Is your car window stuck in an open or closed position? The problem could be as simple as a blown fuse or as serious as a broken regulator. Fortunately, with the right tools and a bit of mechanical know-how, you can get the window to work again. In this guide, I will show you how to fix a car window on your own and save big bucks.
A step-by-step guide to fixing a car window
Automotive power windows consist of several electrical and mechanical parts. All these work together to move the window up and down smoothly.
The cost of fixing a window that will not move typically ranges between $250 and $800 depending on your location and type of vehicle. If you are on a budget, you could assemble the requisite tools and repair the window yourself.
The exact process of repairing a faulty window will depend on the make of your vehicle but most of the steps are pretty much the same.
Things you will need
- Plastic panel popper
- An automotive adhesive such as butyl rubber tape
- 3M super adhesive
- Safety gloves
- Test light
- Door panel fasteners
Step 1: Check the seals and gaskets
Weather, age, and normal wear and tear can weaken the rubber trimming around the narrow opening where the car window nests. Loose or broken trimming could cause the window to stick open or closed.
Before opening up the door panel to check for interior mechanical or electrical problems, check whether the rubber trims are worn out. Replace broken gaskets. You can buy these online or from your local auto shop.
If the gasket is loose, apply 3M super adhesive around the loose areas and let it dry overnight. Be sure not to glue the glass to the rubber trimming.
Step 2: Test for a blown fuse
Another common cause of a window that will not work is a blown fuse. If the fuse is faulty, pushing the switch button will move the window neither up nor down. The upside is that this is usually a minor problem and you would only need to replace the fuse.
Refer to your car’s manual to locate the fuse box. Use an automotive test light to find the faulty fuse.
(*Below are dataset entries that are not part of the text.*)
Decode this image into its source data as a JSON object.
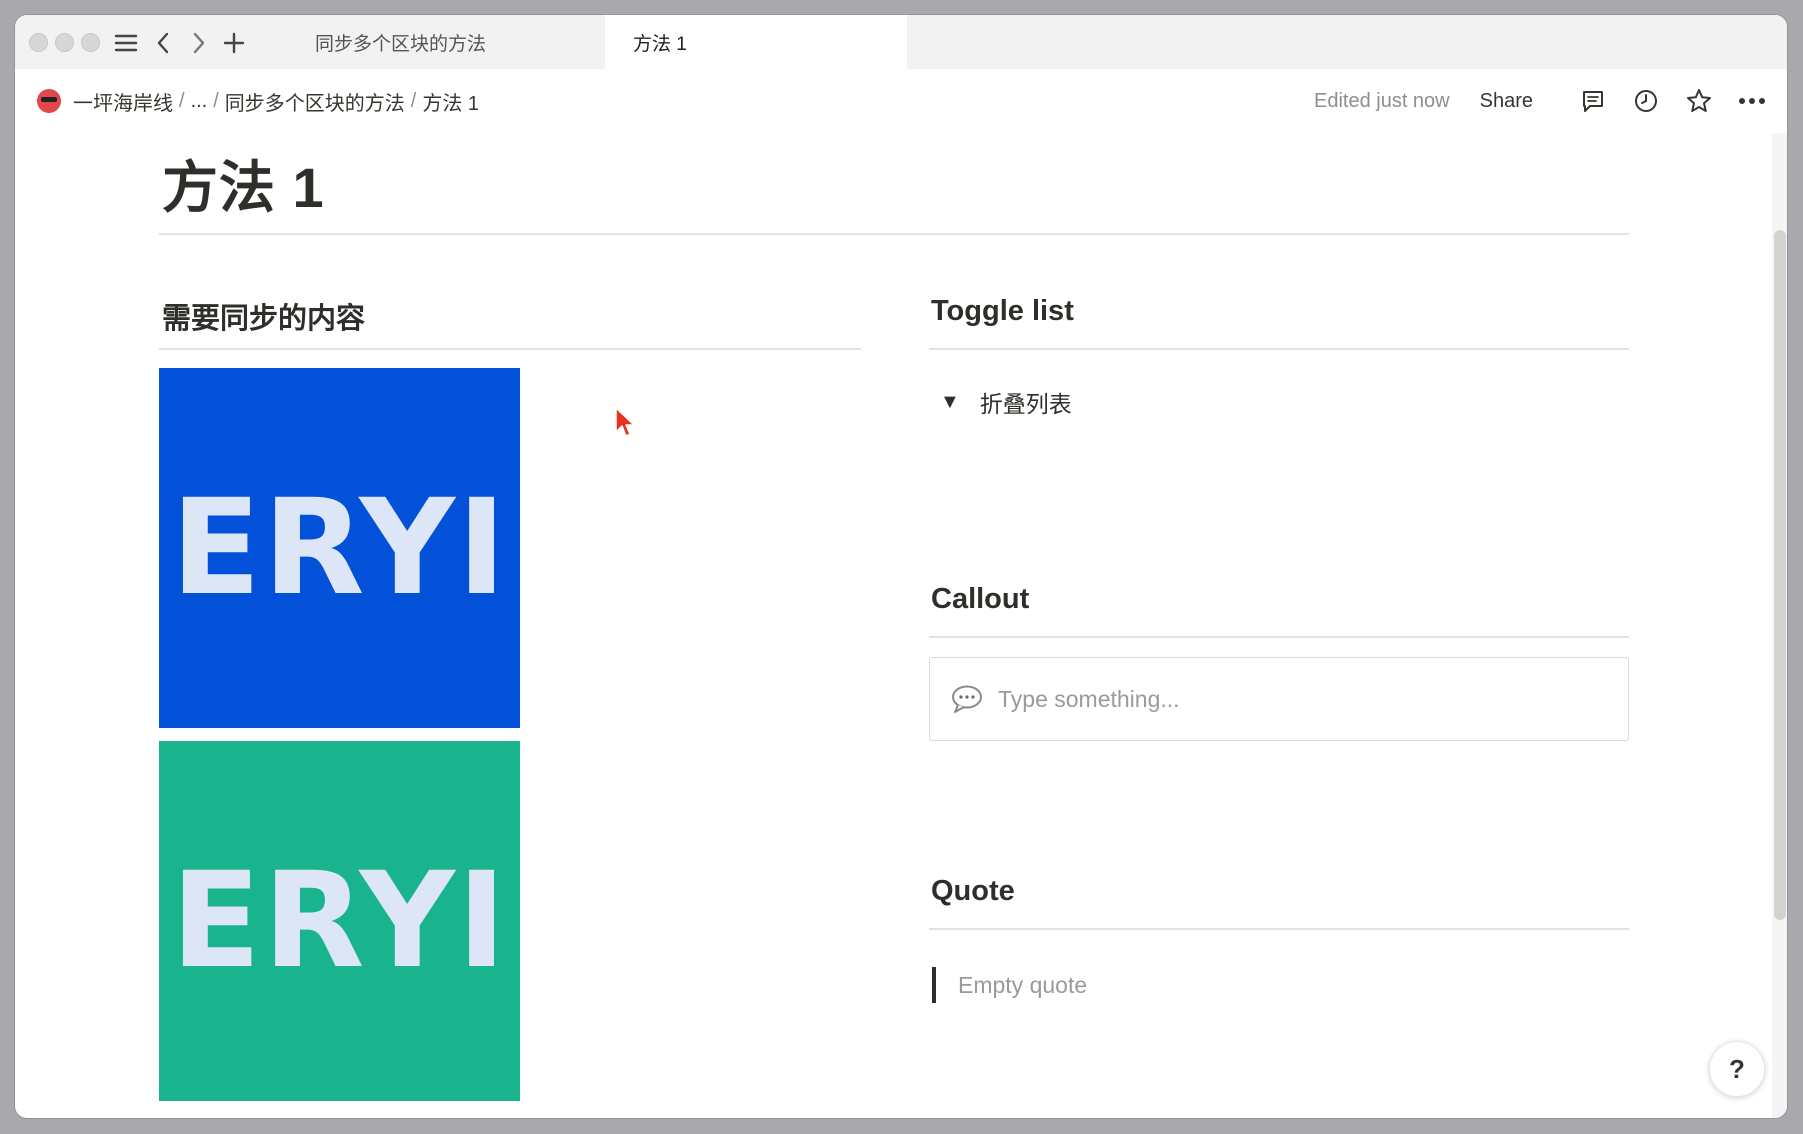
{
  "tabs": [
    {
      "label": "同步多个区块的方法",
      "active": false
    },
    {
      "label": "方法 1",
      "active": true
    }
  ],
  "breadcrumb": {
    "workspace": "一坪海岸线",
    "ellipsis": "...",
    "parent": "同步多个区块的方法",
    "current": "方法 1",
    "separator": "/"
  },
  "topbar": {
    "edited": "Edited just now",
    "share": "Share",
    "icons": [
      "comment-icon",
      "history-icon",
      "star-icon",
      "more-icon"
    ]
  },
  "page": {
    "title": "方法 1",
    "left_column": {
      "heading": "需要同步的内容",
      "images": [
        {
          "text": "ERYI",
          "background": "#0350d9"
        },
        {
          "text": "ERYI",
          "background": "#19b38d"
        }
      ]
    },
    "right_column": {
      "toggle_heading": "Toggle list",
      "toggle_item": "折叠列表",
      "callout_heading": "Callout",
      "callout_placeholder": "Type something...",
      "quote_heading": "Quote",
      "quote_placeholder": "Empty quote"
    }
  },
  "help_label": "?",
  "colors": {
    "accent_blue": "#0350d9",
    "accent_green": "#19b38d",
    "text": "#37352f",
    "muted": "#9b9a97"
  }
}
Be sure to turn off your vehicle’s ignition when removing a blown fuse.
Carefully pull out the fuse, making sure to avoid tempering with the other fuses. Replace the bad fuse with a new one, which you can buy from any automotive shop.
Step 3: Test the switch panel
If the fuse is good and the window will still not move when you press the switch, check the motor connector in the switch panel. Loosen the fasteners around the switch panel to release it from the door.
Disconnect the motor connector from the rest of the door and connect the voltmeter to the motor on the switch panel. While the car ignition is on, push the switch buttons to see the reaction. If the switch panel is working, the voltmeter reading will change from plus 12 volts to minus 12 volts. If not, you might need to replace the switch.
Step 4: Remove the door panel
More often than not, when a car window will not work, the motor/regulator mechanism might be faulty and in need of replacement. To inspect the regulator and motor, you will need to pop out the interior door panel.
Locate and remove the fasteners to release the panel. In addition to the metal fasteners, most panels are held in place by plastic clips. Do not pull the panel out forcefully; instead, use a plastic popper to loosen it from the clips holding it in place. Check your local hardware store or auto shop for this handy tool.
Remove the weatherproof lining to expose the casing that protects the regulator. Depending on its condition, you could re-use the lining or replace it with a new one.
Step 5: Remove the glass from the door
Before accessing the regulator, it is best to remove the window from the door. With the door panel off, locate the bolts holding the glass in place. Depending on your type of door, the fasteners might be in different locations but it should be fairly easy to spot them.
Use the switch panel to lower or raise the window. If this is not possible, try lifting the window out by hand.
As you remove the bolts, ask someone to hold the window in place for you, to avoid breaking the glass once all the bolts are loose. If you have artificial window tint, be super careful not to scratch the film as you handle the window.
With the window out, you can now safely inspect the motor/regulator.
Step 6: Check the regulatory assembly
The regulator is largely responsible for the up and down movement of the window. Normal wear and tear can make the regulatory assembly faulty.
Loosen the bolts holding the regulator to the door casing. This will free the regulator hidden behind. Take note of where each bolt was fitted before for easy replacement.
Use one of the openings on the casing to wiggle out the old regulator. Insert the new regulator through the same opening and replace the bolts in their respective positions. Remember to reconnect the motor to the switch panel and the rest the electrical connections on the door.
Step 7: Replace the window
Insert the glass back into place. Use the respective bolts to hold it in its proper position. With the new regulator in place, push the switch button to check that the window is working properly now.
Put the weatherproof lining back in place, securing it with butyl rubber tape or other automotive adhesives. Secure the door panel in its place, making sure to insert the fasteners in their correct position.
A car window that will not work can be a stressful affair. As soon as you notice a problem with yours, it is best to identify and fix the problem immediately to avoid further damage to the window system.
Have you tried other hacks to fix a faulty car window? We’d love to hear from you! Leave your comments and questions below.